WORK INSTRUCTION
Make an exact copy of the records, dropping all pictures.

AVAILABLE DATA
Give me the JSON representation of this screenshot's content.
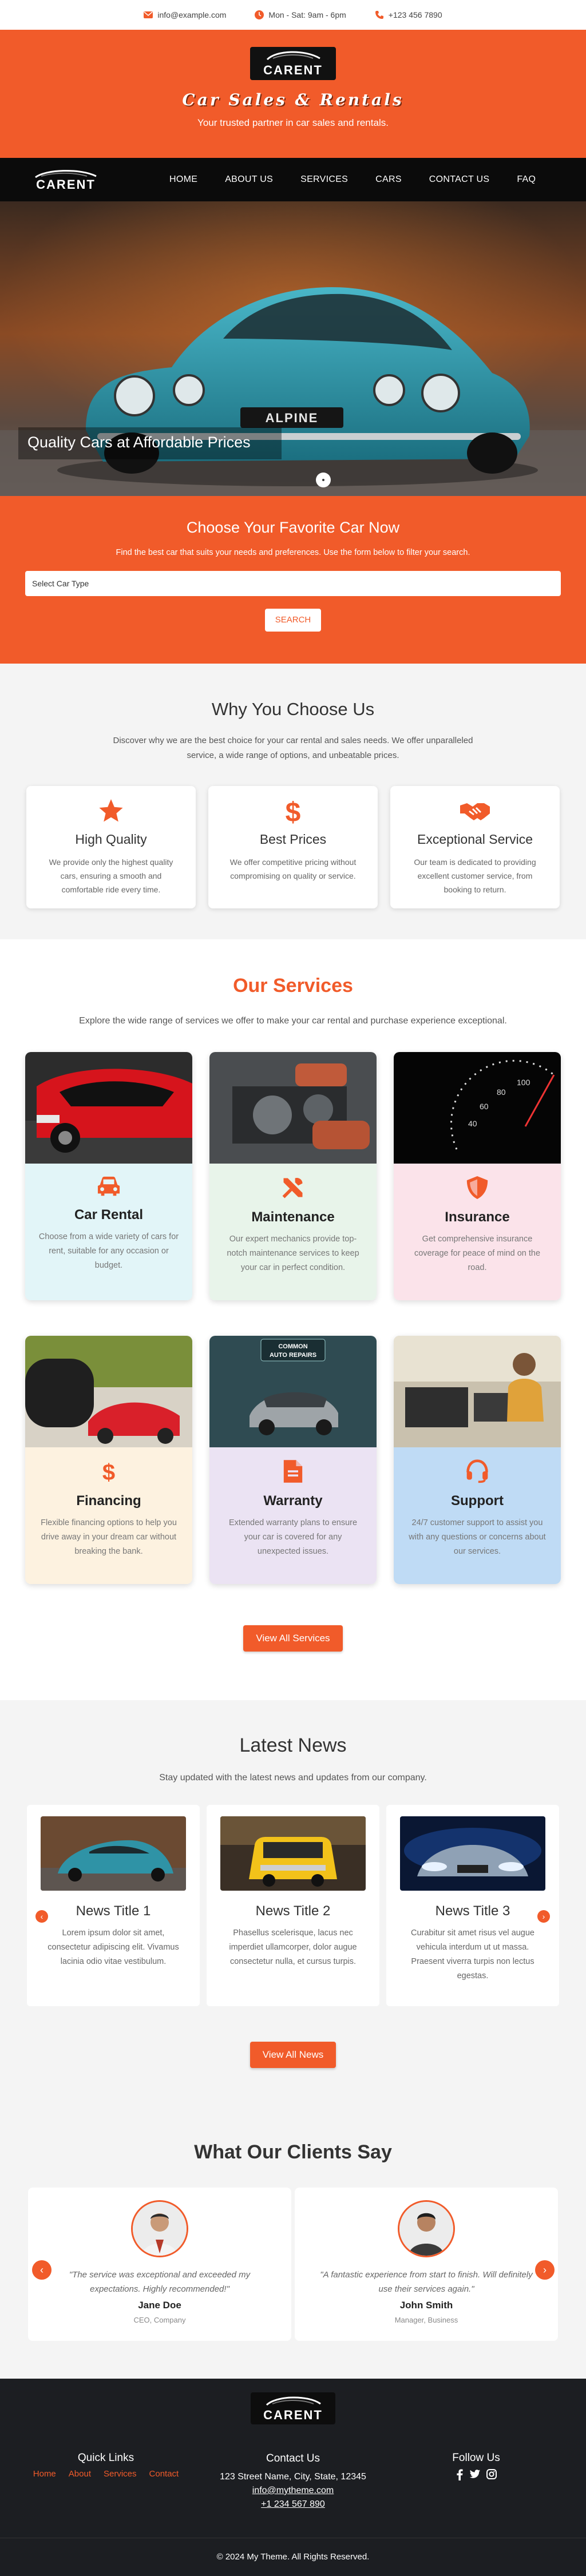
{
  "topbar": {
    "email": "info@example.com",
    "hours": "Mon - Sat: 9am - 6pm",
    "phone": "+123 456 7890"
  },
  "brand": {
    "logo_text": "CARENT",
    "title": "Car Sales & Rentals",
    "subtitle": "Your trusted partner in car sales and rentals."
  },
  "nav": {
    "items": [
      "HOME",
      "ABOUT US",
      "SERVICES",
      "CARS",
      "CONTACT US",
      "FAQ"
    ]
  },
  "hero": {
    "caption": "Quality Cars at Affordable Prices",
    "plate": "ALPINE"
  },
  "choose": {
    "title": "Choose Your Favorite Car Now",
    "subtitle": "Find the best car that suits your needs and preferences. Use the form below to filter your search.",
    "select_value": "Select Car Type",
    "button": "SEARCH"
  },
  "why": {
    "title": "Why You Choose Us",
    "intro": "Discover why we are the best choice for your car rental and sales needs. We offer unparalleled service, a wide range of options, and unbeatable prices.",
    "cards": [
      {
        "icon": "star-icon",
        "title": "High Quality",
        "text": "We provide only the highest quality cars, ensuring a smooth and comfortable ride every time."
      },
      {
        "icon": "dollar-icon",
        "title": "Best Prices",
        "text": "We offer competitive pricing without compromising on quality or service."
      },
      {
        "icon": "handshake-icon",
        "title": "Exceptional Service",
        "text": "Our team is dedicated to providing excellent customer service, from booking to return."
      }
    ]
  },
  "services": {
    "title": "Our Services",
    "intro": "Explore the wide range of services we offer to make your car rental and purchase experience exceptional.",
    "items": [
      {
        "icon": "car-icon",
        "title": "Car Rental",
        "text": "Choose from a wide variety of cars for rent, suitable for any occasion or budget."
      },
      {
        "icon": "tools-icon",
        "title": "Maintenance",
        "text": "Our expert mechanics provide top-notch maintenance services to keep your car in perfect condition."
      },
      {
        "icon": "shield-icon",
        "title": "Insurance",
        "text": "Get comprehensive insurance coverage for peace of mind on the road."
      },
      {
        "icon": "dollar-icon",
        "title": "Financing",
        "text": "Flexible financing options to help you drive away in your dream car without breaking the bank."
      },
      {
        "icon": "document-icon",
        "title": "Warranty",
        "text": "Extended warranty plans to ensure your car is covered for any unexpected issues."
      },
      {
        "icon": "headset-icon",
        "title": "Support",
        "text": "24/7 customer support to assist you with any questions or concerns about our services."
      }
    ],
    "warranty_banner": [
      "COMMON",
      "AUTO REPAIRS"
    ],
    "button": "View All Services"
  },
  "news": {
    "title": "Latest News",
    "intro": "Stay updated with the latest news and updates from our company.",
    "items": [
      {
        "title": "News Title 1",
        "text": "Lorem ipsum dolor sit amet, consectetur adipiscing elit. Vivamus lacinia odio vitae vestibulum."
      },
      {
        "title": "News Title 2",
        "text": "Phasellus scelerisque, lacus nec imperdiet ullamcorper, dolor augue consectetur nulla, et cursus turpis."
      },
      {
        "title": "News Title 3",
        "text": "Curabitur sit amet risus vel augue vehicula interdum ut ut massa. Praesent viverra turpis non lectus egestas."
      }
    ],
    "button": "View All News"
  },
  "testimonials": {
    "title": "What Our Clients Say",
    "items": [
      {
        "quote": "\"The service was exceptional and exceeded my expectations. Highly recommended!\"",
        "name": "Jane Doe",
        "role": "CEO, Company"
      },
      {
        "quote": "\"A fantastic experience from start to finish. Will definitely use their services again.\"",
        "name": "John Smith",
        "role": "Manager, Business"
      }
    ]
  },
  "footer": {
    "logo_text": "CARENT",
    "quick_links_title": "Quick Links",
    "links": [
      "Home",
      "About",
      "Services",
      "Contact"
    ],
    "contact_title": "Contact Us",
    "address": "123 Street Name, City, State, 12345",
    "email": "info@mytheme.com",
    "phone": "+1 234 567 890",
    "follow_title": "Follow Us",
    "socials": [
      "facebook-icon",
      "twitter-icon",
      "instagram-icon"
    ],
    "copyright": "© 2024 My Theme. All Rights Reserved."
  },
  "colors": {
    "accent": "#f15b2a",
    "nav_bg": "#0b0b0b",
    "footer_bg": "#1c1e22",
    "section_gray": "#f4f4f4"
  }
}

OUTPUT FOR THIS EXERCISE
Give me the JSON representation of this screenshot's content.
{
  "topbar": {
    "email": "info@example.com",
    "hours": "Mon - Sat: 9am - 6pm",
    "phone": "+123 456 7890"
  },
  "brand": {
    "logo_text": "CARENT",
    "title": "Car Sales & Rentals",
    "subtitle": "Your trusted partner in car sales and rentals."
  },
  "nav": {
    "items": [
      "HOME",
      "ABOUT US",
      "SERVICES",
      "CARS",
      "CONTACT US",
      "FAQ"
    ]
  },
  "hero": {
    "caption": "Quality Cars at Affordable Prices",
    "plate": "ALPINE"
  },
  "choose": {
    "title": "Choose Your Favorite Car Now",
    "subtitle": "Find the best car that suits your needs and preferences. Use the form below to filter your search.",
    "select_value": "Select Car Type",
    "button": "SEARCH"
  },
  "why": {
    "title": "Why You Choose Us",
    "intro": "Discover why we are the best choice for your car rental and sales needs. We offer unparalleled service, a wide range of options, and unbeatable prices.",
    "cards": [
      {
        "icon": "star-icon",
        "title": "High Quality",
        "text": "We provide only the highest quality cars, ensuring a smooth and comfortable ride every time."
      },
      {
        "icon": "dollar-icon",
        "title": "Best Prices",
        "text": "We offer competitive pricing without compromising on quality or service."
      },
      {
        "icon": "handshake-icon",
        "title": "Exceptional Service",
        "text": "Our team is dedicated to providing excellent customer service, from booking to return."
      }
    ]
  },
  "services": {
    "title": "Our Services",
    "intro": "Explore the wide range of services we offer to make your car rental and purchase experience exceptional.",
    "items": [
      {
        "icon": "car-icon",
        "title": "Car Rental",
        "text": "Choose from a wide variety of cars for rent, suitable for any occasion or budget."
      },
      {
        "icon": "tools-icon",
        "title": "Maintenance",
        "text": "Our expert mechanics provide top-notch maintenance services to keep your car in perfect condition."
      },
      {
        "icon": "shield-icon",
        "title": "Insurance",
        "text": "Get comprehensive insurance coverage for peace of mind on the road."
      },
      {
        "icon": "dollar-icon",
        "title": "Financing",
        "text": "Flexible financing options to help you drive away in your dream car without breaking the bank."
      },
      {
        "icon": "document-icon",
        "title": "Warranty",
        "text": "Extended warranty plans to ensure your car is covered for any unexpected issues."
      },
      {
        "icon": "headset-icon",
        "title": "Support",
        "text": "24/7 customer support to assist you with any questions or concerns about our services."
      }
    ],
    "warranty_banner": [
      "COMMON",
      "AUTO REPAIRS"
    ],
    "button": "View All Services"
  },
  "news": {
    "title": "Latest News",
    "intro": "Stay updated with the latest news and updates from our company.",
    "items": [
      {
        "title": "News Title 1",
        "text": "Lorem ipsum dolor sit amet, consectetur adipiscing elit. Vivamus lacinia odio vitae vestibulum."
      },
      {
        "title": "News Title 2",
        "text": "Phasellus scelerisque, lacus nec imperdiet ullamcorper, dolor augue consectetur nulla, et cursus turpis."
      },
      {
        "title": "News Title 3",
        "text": "Curabitur sit amet risus vel augue vehicula interdum ut ut massa. Praesent viverra turpis non lectus egestas."
      }
    ],
    "button": "View All News"
  },
  "testimonials": {
    "title": "What Our Clients Say",
    "items": [
      {
        "quote": "\"The service was exceptional and exceeded my expectations. Highly recommended!\"",
        "name": "Jane Doe",
        "role": "CEO, Company"
      },
      {
        "quote": "\"A fantastic experience from start to finish. Will definitely use their services again.\"",
        "name": "John Smith",
        "role": "Manager, Business"
      }
    ]
  },
  "footer": {
    "logo_text": "CARENT",
    "quick_links_title": "Quick Links",
    "links": [
      "Home",
      "About",
      "Services",
      "Contact"
    ],
    "contact_title": "Contact Us",
    "address": "123 Street Name, City, State, 12345",
    "email": "info@mytheme.com",
    "phone": "+1 234 567 890",
    "follow_title": "Follow Us",
    "socials": [
      "facebook-icon",
      "twitter-icon",
      "instagram-icon"
    ],
    "copyright": "© 2024 My Theme. All Rights Reserved."
  },
  "colors": {
    "accent": "#f15b2a",
    "nav_bg": "#0b0b0b",
    "footer_bg": "#1c1e22",
    "section_gray": "#f4f4f4"
  }
}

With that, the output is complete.